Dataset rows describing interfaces
===

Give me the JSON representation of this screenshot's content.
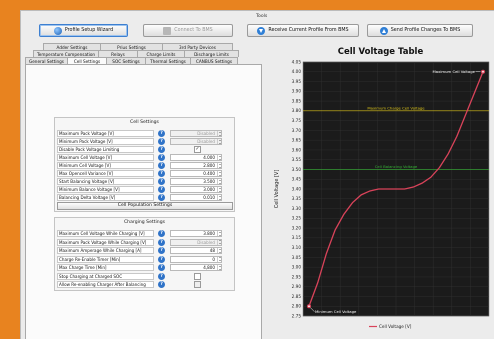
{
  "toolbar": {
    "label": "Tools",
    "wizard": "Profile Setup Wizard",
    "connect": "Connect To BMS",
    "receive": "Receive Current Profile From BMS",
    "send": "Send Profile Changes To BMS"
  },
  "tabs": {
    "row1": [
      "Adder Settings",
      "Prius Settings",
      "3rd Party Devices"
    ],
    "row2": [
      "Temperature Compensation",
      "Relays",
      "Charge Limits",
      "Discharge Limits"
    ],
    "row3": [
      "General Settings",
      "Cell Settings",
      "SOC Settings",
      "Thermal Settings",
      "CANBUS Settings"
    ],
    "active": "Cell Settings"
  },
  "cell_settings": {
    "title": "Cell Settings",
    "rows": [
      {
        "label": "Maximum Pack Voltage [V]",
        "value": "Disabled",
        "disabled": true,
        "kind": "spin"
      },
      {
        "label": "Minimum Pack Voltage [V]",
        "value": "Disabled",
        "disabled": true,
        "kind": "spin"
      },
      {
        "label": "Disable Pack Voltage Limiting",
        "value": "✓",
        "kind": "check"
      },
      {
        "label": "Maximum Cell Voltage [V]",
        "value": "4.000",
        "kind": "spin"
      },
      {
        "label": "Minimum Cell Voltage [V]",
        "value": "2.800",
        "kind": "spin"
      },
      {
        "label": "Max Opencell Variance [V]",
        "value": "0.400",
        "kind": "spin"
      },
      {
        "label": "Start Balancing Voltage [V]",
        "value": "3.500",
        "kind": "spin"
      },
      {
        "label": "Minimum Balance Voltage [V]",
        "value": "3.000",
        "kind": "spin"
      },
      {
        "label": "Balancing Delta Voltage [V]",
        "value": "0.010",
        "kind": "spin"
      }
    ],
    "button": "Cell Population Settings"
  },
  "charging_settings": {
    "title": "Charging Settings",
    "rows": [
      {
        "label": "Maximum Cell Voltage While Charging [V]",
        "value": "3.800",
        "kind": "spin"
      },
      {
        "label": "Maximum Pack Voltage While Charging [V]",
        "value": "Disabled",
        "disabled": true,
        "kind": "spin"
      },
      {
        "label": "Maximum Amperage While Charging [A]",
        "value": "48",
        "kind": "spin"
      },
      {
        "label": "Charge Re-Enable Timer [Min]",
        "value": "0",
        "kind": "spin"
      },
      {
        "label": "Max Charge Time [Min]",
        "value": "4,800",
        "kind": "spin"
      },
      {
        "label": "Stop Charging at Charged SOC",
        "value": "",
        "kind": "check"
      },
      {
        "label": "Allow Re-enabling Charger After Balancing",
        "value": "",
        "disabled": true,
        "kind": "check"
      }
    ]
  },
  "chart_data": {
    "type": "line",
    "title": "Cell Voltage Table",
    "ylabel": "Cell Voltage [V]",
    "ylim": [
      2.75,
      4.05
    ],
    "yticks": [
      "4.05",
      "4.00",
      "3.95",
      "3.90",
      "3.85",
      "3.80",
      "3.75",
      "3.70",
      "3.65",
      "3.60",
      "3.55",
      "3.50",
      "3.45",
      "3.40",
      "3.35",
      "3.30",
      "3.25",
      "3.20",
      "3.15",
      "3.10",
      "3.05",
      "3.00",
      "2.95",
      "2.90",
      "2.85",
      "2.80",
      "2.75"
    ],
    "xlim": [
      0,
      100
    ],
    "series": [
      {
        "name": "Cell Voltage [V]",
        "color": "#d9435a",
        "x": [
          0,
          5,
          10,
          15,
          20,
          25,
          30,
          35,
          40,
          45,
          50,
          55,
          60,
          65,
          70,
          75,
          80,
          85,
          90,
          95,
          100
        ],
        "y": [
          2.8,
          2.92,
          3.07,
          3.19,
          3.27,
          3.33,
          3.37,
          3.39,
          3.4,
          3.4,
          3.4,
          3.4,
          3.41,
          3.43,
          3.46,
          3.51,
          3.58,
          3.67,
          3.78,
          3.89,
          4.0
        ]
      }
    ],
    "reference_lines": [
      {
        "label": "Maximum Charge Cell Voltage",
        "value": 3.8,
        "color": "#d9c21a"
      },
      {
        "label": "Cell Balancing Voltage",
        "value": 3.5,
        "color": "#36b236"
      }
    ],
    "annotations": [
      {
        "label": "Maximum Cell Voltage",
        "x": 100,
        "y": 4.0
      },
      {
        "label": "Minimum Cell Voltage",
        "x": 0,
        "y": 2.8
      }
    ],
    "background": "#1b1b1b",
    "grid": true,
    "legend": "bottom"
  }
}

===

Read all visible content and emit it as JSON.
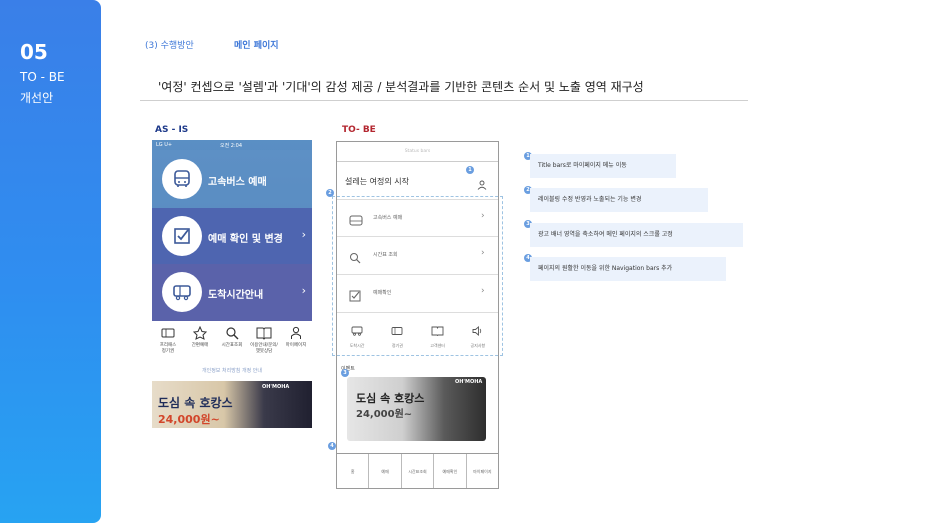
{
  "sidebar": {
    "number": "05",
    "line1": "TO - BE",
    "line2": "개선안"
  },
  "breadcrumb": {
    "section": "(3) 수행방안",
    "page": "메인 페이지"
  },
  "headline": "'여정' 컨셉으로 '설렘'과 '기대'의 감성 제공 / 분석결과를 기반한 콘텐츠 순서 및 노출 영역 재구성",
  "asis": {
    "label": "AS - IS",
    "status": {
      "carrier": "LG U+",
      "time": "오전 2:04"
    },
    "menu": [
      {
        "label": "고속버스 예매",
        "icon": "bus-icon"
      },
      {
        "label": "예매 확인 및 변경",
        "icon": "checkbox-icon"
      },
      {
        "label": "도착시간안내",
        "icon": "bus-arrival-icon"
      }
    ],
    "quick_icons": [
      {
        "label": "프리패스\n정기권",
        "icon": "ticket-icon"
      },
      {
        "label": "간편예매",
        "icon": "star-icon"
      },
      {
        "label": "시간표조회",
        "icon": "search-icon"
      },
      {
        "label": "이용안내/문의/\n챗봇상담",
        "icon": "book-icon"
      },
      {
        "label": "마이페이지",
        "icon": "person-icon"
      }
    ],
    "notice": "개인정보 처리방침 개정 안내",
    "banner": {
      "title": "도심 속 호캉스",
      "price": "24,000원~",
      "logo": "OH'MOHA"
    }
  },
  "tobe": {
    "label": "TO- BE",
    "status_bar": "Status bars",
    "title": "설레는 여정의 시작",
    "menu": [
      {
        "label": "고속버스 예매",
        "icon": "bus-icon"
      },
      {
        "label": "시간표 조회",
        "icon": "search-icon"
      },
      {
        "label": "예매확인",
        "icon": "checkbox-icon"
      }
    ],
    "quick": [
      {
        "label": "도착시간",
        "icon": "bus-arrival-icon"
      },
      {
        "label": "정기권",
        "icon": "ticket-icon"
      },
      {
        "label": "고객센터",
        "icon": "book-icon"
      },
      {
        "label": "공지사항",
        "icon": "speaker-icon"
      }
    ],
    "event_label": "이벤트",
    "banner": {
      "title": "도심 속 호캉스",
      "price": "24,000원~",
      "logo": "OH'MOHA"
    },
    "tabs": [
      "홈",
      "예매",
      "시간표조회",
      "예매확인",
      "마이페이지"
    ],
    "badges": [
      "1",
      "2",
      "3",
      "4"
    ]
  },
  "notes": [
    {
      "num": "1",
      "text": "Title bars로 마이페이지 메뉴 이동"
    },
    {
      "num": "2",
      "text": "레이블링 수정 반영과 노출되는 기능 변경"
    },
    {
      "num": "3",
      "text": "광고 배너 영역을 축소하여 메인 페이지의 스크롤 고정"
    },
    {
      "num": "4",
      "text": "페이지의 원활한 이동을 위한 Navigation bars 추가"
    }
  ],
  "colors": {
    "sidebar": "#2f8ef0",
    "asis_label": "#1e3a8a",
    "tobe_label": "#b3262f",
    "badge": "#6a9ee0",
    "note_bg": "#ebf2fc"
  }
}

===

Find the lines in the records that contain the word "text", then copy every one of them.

◆ SOLUTION TO THE PROBLEM
      "text": "Title bars로 마이페이지 메뉴 이동"
      "text": "레이블링 수정 반영과 노출되는 기능 변경"
      "text": "광고 배너 영역을 축소하여 메인 페이지의 스크롤 고정"
      "text": "페이지의 원활한 이동을 위한 Navigation bars 추가"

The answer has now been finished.